■ **Directions**:
From the entries below, copy every line holding the word "Calendario".

··· Exercise inputs ···

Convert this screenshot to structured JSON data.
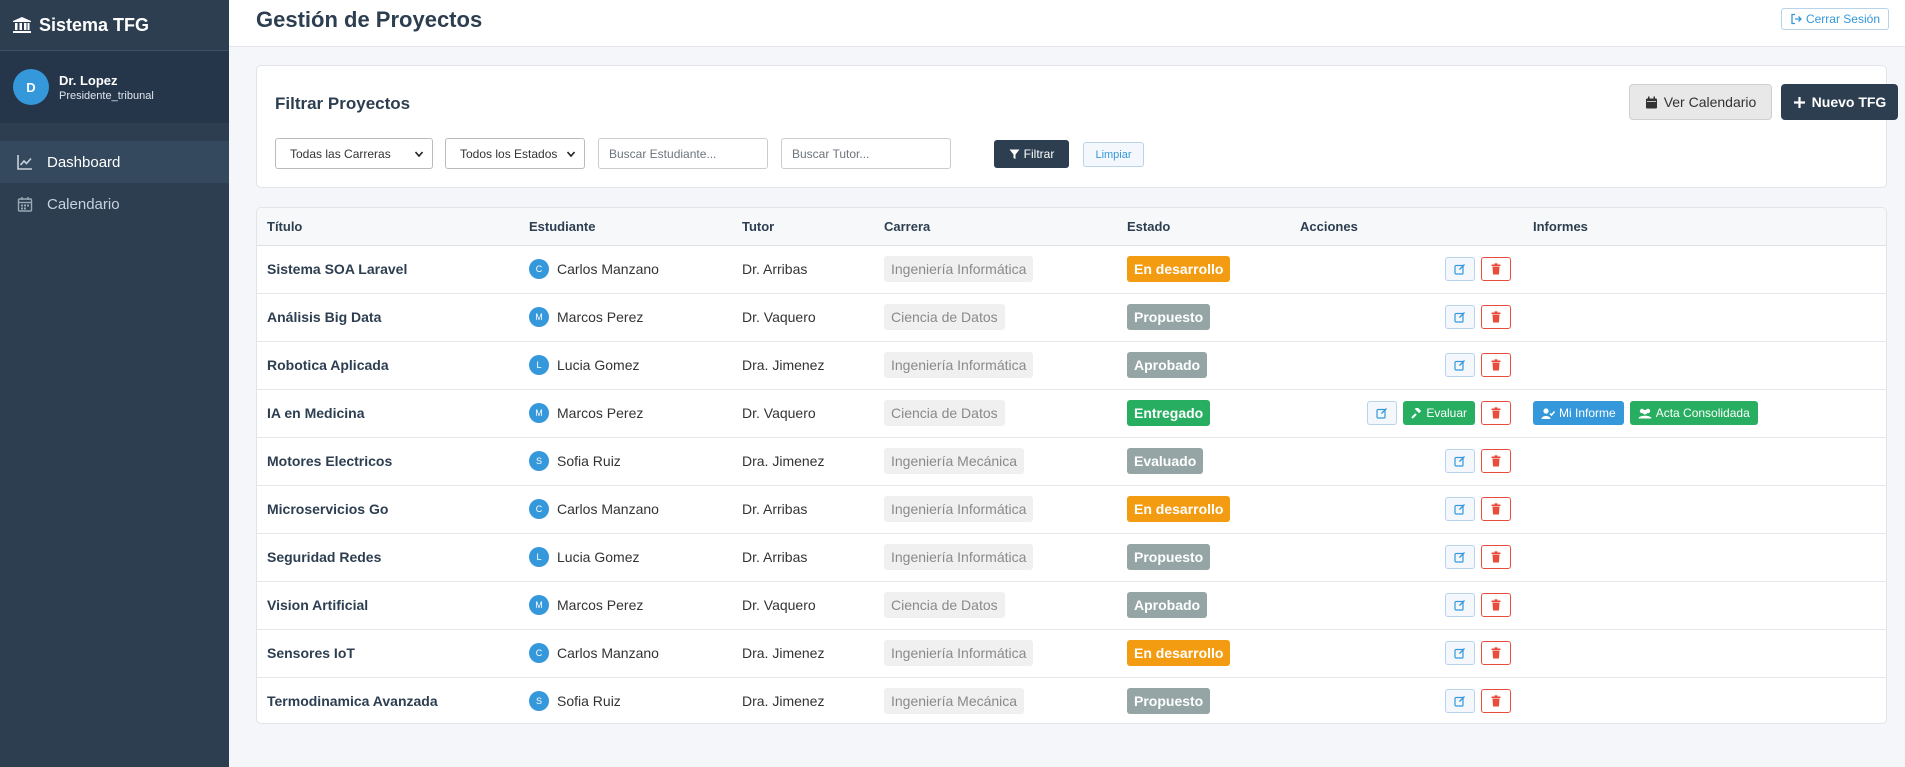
{
  "colors": {
    "sidebar_bg": "#2c3e50",
    "accent": "#3498db",
    "primary_dark": "#2c3e50",
    "danger": "#e74c3c",
    "success": "#27ae60"
  },
  "sidebar": {
    "brand": "Sistema TFG",
    "brand_icon": "bank-icon",
    "user": {
      "initial": "D",
      "name": "Dr. Lopez",
      "role": "Presidente_tribunal"
    },
    "items": [
      {
        "label": "Dashboard",
        "icon": "chart-line-icon",
        "active": true
      },
      {
        "label": "Calendario",
        "icon": "calendar-icon",
        "active": false
      }
    ]
  },
  "header": {
    "title": "Gestión de Proyectos",
    "logout_label": "Cerrar Sesión"
  },
  "filters": {
    "title": "Filtrar Proyectos",
    "calendar_btn": "Ver Calendario",
    "new_btn": "Nuevo TFG",
    "career_select": "Todas las Carreras",
    "status_select": "Todos los Estados",
    "student_placeholder": "Buscar Estudiante...",
    "tutor_placeholder": "Buscar Tutor...",
    "filter_btn": "Filtrar",
    "clear_btn": "Limpiar"
  },
  "table": {
    "headers": [
      "Título",
      "Estudiante",
      "Tutor",
      "Carrera",
      "Estado",
      "Acciones",
      "Informes"
    ],
    "eval_label": "Evaluar",
    "my_report_label": "Mi Informe",
    "consolidated_label": "Acta Consolidada",
    "status_colors": {
      "En desarrollo": "#f39c12",
      "Propuesto": "#95a5a6",
      "Aprobado": "#95a5a6",
      "Entregado": "#27ae60",
      "Evaluado": "#95a5a6"
    },
    "rows": [
      {
        "titulo": "Sistema SOA Laravel",
        "initial": "C",
        "estudiante": "Carlos Manzano",
        "tutor": "Dr. Arribas",
        "carrera": "Ingeniería Informática",
        "estado": "En desarrollo",
        "evaluable": false
      },
      {
        "titulo": "Análisis Big Data",
        "initial": "M",
        "estudiante": "Marcos Perez",
        "tutor": "Dr. Vaquero",
        "carrera": "Ciencia de Datos",
        "estado": "Propuesto",
        "evaluable": false
      },
      {
        "titulo": "Robotica Aplicada",
        "initial": "L",
        "estudiante": "Lucia Gomez",
        "tutor": "Dra. Jimenez",
        "carrera": "Ingeniería Informática",
        "estado": "Aprobado",
        "evaluable": false
      },
      {
        "titulo": "IA en Medicina",
        "initial": "M",
        "estudiante": "Marcos Perez",
        "tutor": "Dr. Vaquero",
        "carrera": "Ciencia de Datos",
        "estado": "Entregado",
        "evaluable": true
      },
      {
        "titulo": "Motores Electricos",
        "initial": "S",
        "estudiante": "Sofia Ruiz",
        "tutor": "Dra. Jimenez",
        "carrera": "Ingeniería Mecánica",
        "estado": "Evaluado",
        "evaluable": false
      },
      {
        "titulo": "Microservicios Go",
        "initial": "C",
        "estudiante": "Carlos Manzano",
        "tutor": "Dr. Arribas",
        "carrera": "Ingeniería Informática",
        "estado": "En desarrollo",
        "evaluable": false
      },
      {
        "titulo": "Seguridad Redes",
        "initial": "L",
        "estudiante": "Lucia Gomez",
        "tutor": "Dr. Arribas",
        "carrera": "Ingeniería Informática",
        "estado": "Propuesto",
        "evaluable": false
      },
      {
        "titulo": "Vision Artificial",
        "initial": "M",
        "estudiante": "Marcos Perez",
        "tutor": "Dr. Vaquero",
        "carrera": "Ciencia de Datos",
        "estado": "Aprobado",
        "evaluable": false
      },
      {
        "titulo": "Sensores IoT",
        "initial": "C",
        "estudiante": "Carlos Manzano",
        "tutor": "Dra. Jimenez",
        "carrera": "Ingeniería Informática",
        "estado": "En desarrollo",
        "evaluable": false
      },
      {
        "titulo": "Termodinamica Avanzada",
        "initial": "S",
        "estudiante": "Sofia Ruiz",
        "tutor": "Dra. Jimenez",
        "carrera": "Ingeniería Mecánica",
        "estado": "Propuesto",
        "evaluable": false
      }
    ]
  }
}
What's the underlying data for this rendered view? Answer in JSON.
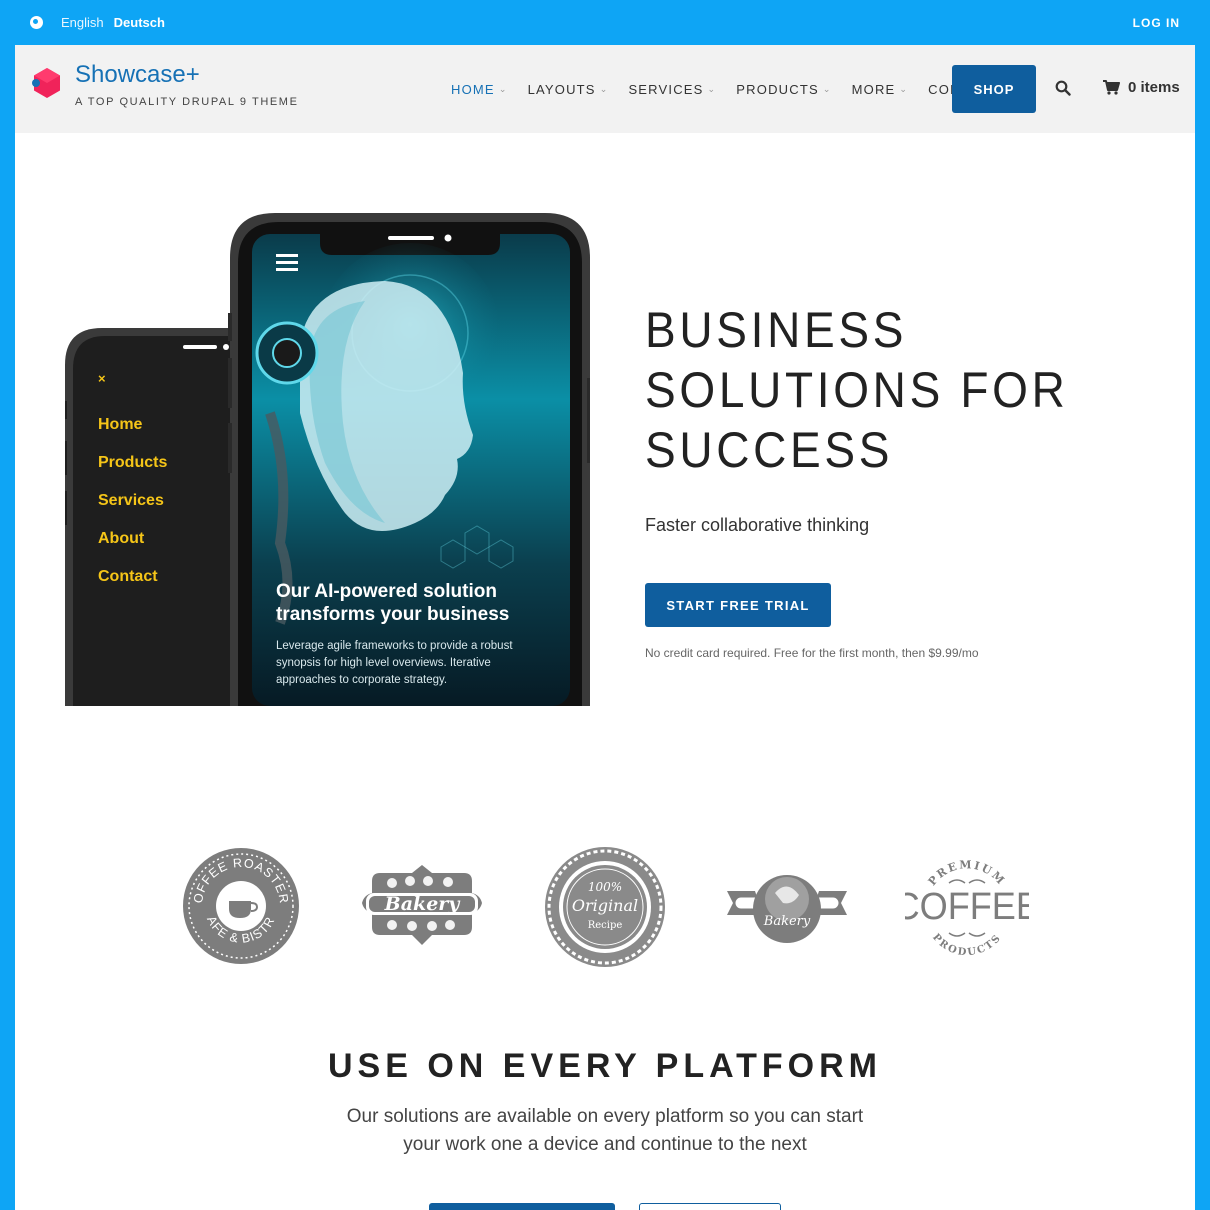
{
  "topbar": {
    "languages": [
      "English",
      "Deutsch"
    ],
    "login": "LOG IN"
  },
  "header": {
    "brand_name": "Showcase+",
    "slogan": "A TOP QUALITY DRUPAL 9 THEME",
    "nav": [
      "HOME",
      "LAYOUTS",
      "SERVICES",
      "PRODUCTS",
      "MORE",
      "CONTACT"
    ],
    "shop": "SHOP",
    "cart": "0 items"
  },
  "hero": {
    "title_line1": "BUSINESS",
    "title_line2": "SOLUTIONS FOR",
    "title_line3": "SUCCESS",
    "subtitle": "Faster collaborative thinking",
    "cta": "START FREE TRIAL",
    "note": "No credit card required. Free for the first month, then $9.99/mo",
    "phone_menu": [
      "Home",
      "Products",
      "Services",
      "About",
      "Contact"
    ],
    "phone_headline1": "Our AI-powered solution",
    "phone_headline2": "transforms your business",
    "phone_text1": "Leverage agile frameworks to provide a robust",
    "phone_text2": "synopsis for high level overviews. Iterative",
    "phone_text3": "approaches to corporate strategy."
  },
  "logos": {
    "coffee_roasters_top": "COFFEE ROASTERS",
    "coffee_roasters_bottom": "CAFE & BISTRO",
    "bakery": "Bakery",
    "original_top": "100%",
    "original_mid": "Original",
    "original_bottom": "Recipe",
    "bakery_ribbon": "Bakery",
    "coffee_premium": "PREMIUM",
    "coffee_main": "COFFEE",
    "coffee_products": "PRODUCTS"
  },
  "platform": {
    "title": "USE ON EVERY PLATFORM",
    "text_line1": "Our solutions are available on every platform so you can start",
    "text_line2": "your work one a device and continue to the next"
  },
  "colors": {
    "frame": "#0ea5f5",
    "brand": "#1671b5",
    "button": "#0f5e9e",
    "phone_menu": "#f5c518"
  }
}
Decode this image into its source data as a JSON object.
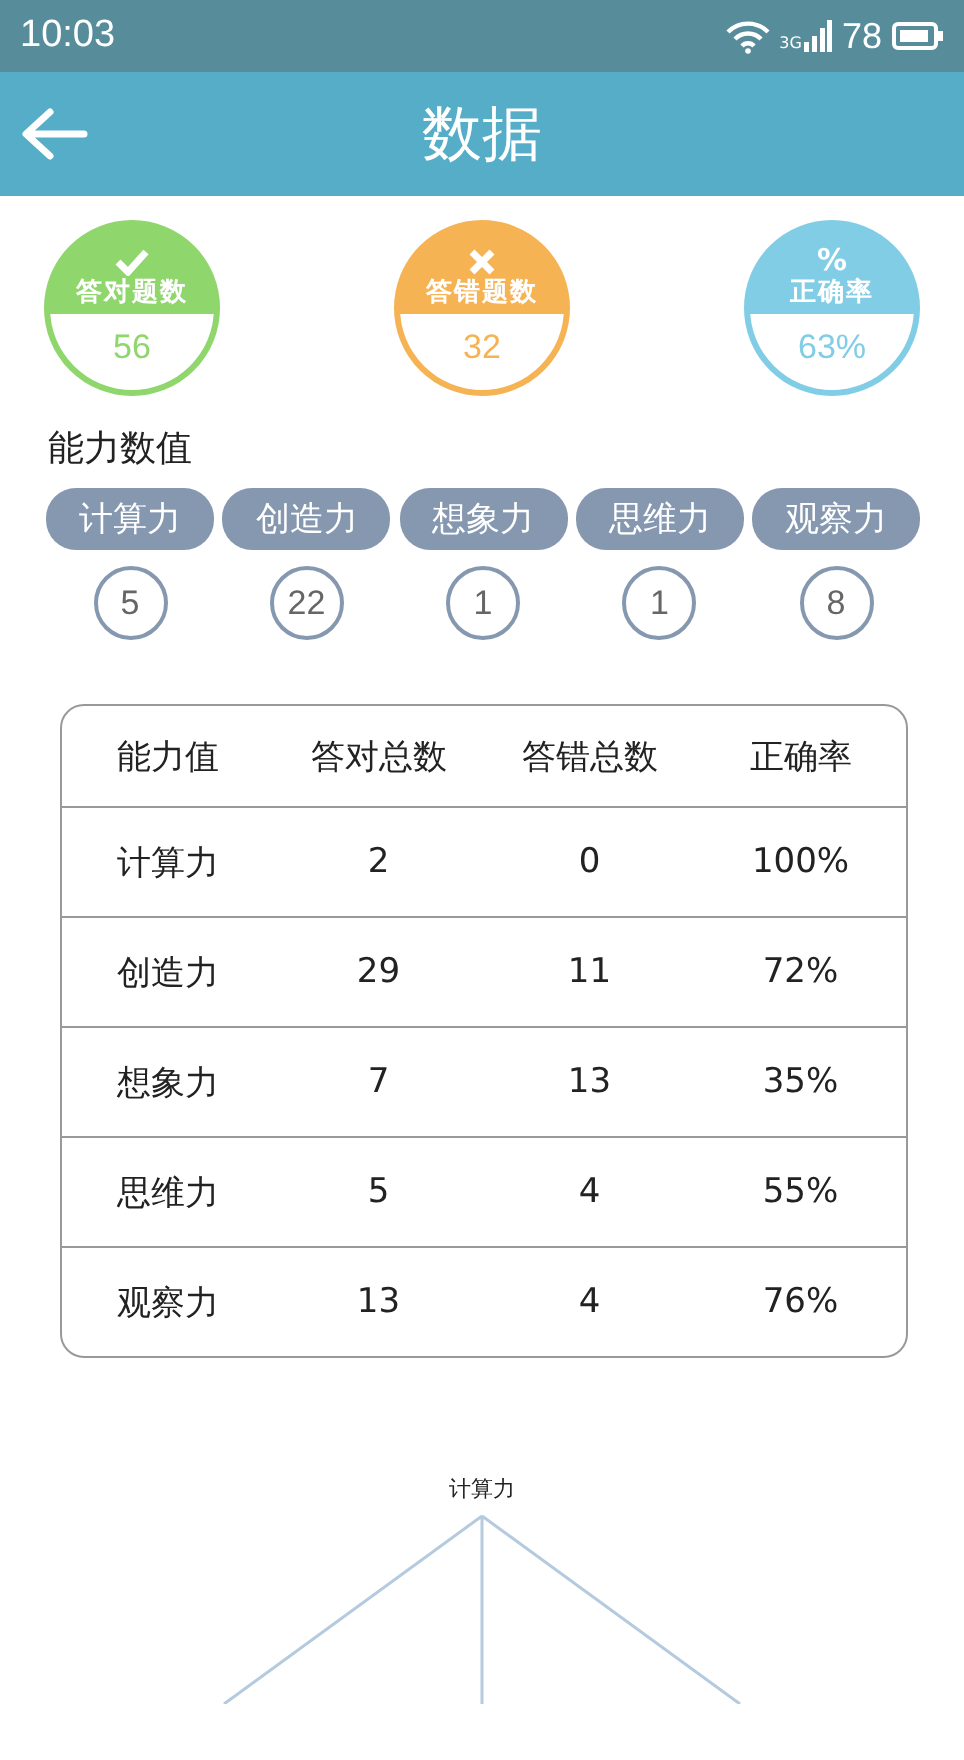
{
  "status_bar": {
    "time": "10:03",
    "network": "3G",
    "battery": "78"
  },
  "header": {
    "title": "数据"
  },
  "stats": [
    {
      "kind": "correct",
      "label": "答对题数",
      "value": "56",
      "color": "#8fd66c"
    },
    {
      "kind": "wrong",
      "label": "答错题数",
      "value": "32",
      "color": "#f6b354"
    },
    {
      "kind": "rate",
      "icon": "%",
      "label": "正确率",
      "value": "63%",
      "color": "#82cde6"
    }
  ],
  "abilities": {
    "title": "能力数值",
    "items": [
      {
        "name": "计算力",
        "value": "5"
      },
      {
        "name": "创造力",
        "value": "22"
      },
      {
        "name": "想象力",
        "value": "1"
      },
      {
        "name": "思维力",
        "value": "1"
      },
      {
        "name": "观察力",
        "value": "8"
      }
    ]
  },
  "table": {
    "columns": [
      "能力值",
      "答对总数",
      "答错总数",
      "正确率"
    ],
    "rows": [
      [
        "计算力",
        "2",
        "0",
        "100%"
      ],
      [
        "创造力",
        "29",
        "11",
        "72%"
      ],
      [
        "想象力",
        "7",
        "13",
        "35%"
      ],
      [
        "思维力",
        "5",
        "4",
        "55%"
      ],
      [
        "观察力",
        "13",
        "4",
        "76%"
      ]
    ]
  },
  "radar": {
    "top_label": "计算力"
  }
}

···

■ **Completed task**:
        "label": "Calendario",
    "calendar_btn": "Ver Calendario",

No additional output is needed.